[2] Jackson et al. 2018, p. 639

[3] Amy L. Accardo et al., Accommodations and Support Services Preferred by College Students with Autism Spectrum Disorder, 23 Autism 574, 576 (2019)

[4] Yasamine Bolourian et al., Autism and the University Experience: Narratives from Students with Neurodevelopmental Disorders, 48 J. Autism & Dev. Disorders 3330, 3331 (2018)

[5] Rebecca Elias & Susan W. White, Autism Goes to College: Understanding the Needs of a Student Population on the Rise, 48 J. Autism & Dev. Disorders 732 (2018), Susan W. White et al., Students with Autism Spectrum Disorder in College: Results from a Preliminary Mixed Methods Needs Analysis, 56 Res. Dev. Disabilities 29 (2016)

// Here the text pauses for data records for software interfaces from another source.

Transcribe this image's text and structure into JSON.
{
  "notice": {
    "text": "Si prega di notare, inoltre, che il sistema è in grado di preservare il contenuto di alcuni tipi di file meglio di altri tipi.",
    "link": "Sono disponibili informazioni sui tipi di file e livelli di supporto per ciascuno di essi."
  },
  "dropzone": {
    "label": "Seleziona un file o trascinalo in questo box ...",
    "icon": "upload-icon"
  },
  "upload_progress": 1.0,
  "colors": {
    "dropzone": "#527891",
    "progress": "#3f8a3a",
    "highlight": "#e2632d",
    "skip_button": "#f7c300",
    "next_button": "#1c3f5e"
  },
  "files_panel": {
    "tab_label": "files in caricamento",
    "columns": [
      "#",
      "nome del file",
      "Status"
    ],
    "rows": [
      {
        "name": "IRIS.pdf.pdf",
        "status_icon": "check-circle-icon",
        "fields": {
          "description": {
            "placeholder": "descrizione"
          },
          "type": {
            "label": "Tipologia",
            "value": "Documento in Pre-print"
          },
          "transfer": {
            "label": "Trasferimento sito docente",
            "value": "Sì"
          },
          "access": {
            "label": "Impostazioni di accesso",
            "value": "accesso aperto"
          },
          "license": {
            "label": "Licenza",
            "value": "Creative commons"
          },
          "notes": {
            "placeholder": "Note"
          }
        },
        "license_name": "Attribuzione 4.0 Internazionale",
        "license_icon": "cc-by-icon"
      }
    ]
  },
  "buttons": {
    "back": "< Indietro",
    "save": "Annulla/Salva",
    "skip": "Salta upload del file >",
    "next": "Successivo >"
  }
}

[6] Connie Anderson & Catherine Butt, Young Adults on the Autism Spectrum at College: Successes and Stumbling Blocks, 47 J. Autism & Dev. Disorders 3029, 3029 (2017)

[7] Id. p. 741

[8] Jennifer C. Sarrett, Autism and Accommodations in Higher Education: Insights from the Autism Community, 48 J. Autism & Dev. Disorders 679, 680 (2018)

[9] McLeod et al. 2019, p. 2330

[10] See, e.g., Carten v. Kent State Univ., 78 Fed. Appx. 499, 501 (6th Cir. 2003)

[11] Id.; Sarrett 2018, p. 685

[12] Sarrett 2018, p. 685

[13] Accardo et al. 2019, Accommodations, p. 581

[14] Anderson & Butt 2017, p. 3031-32

[15] Id. p. 3032

[16] Accardo 2017, p. 44

[17] Anderson & Butt 2017, p. 3033

[18] McLeod et al., 2019, p. 2331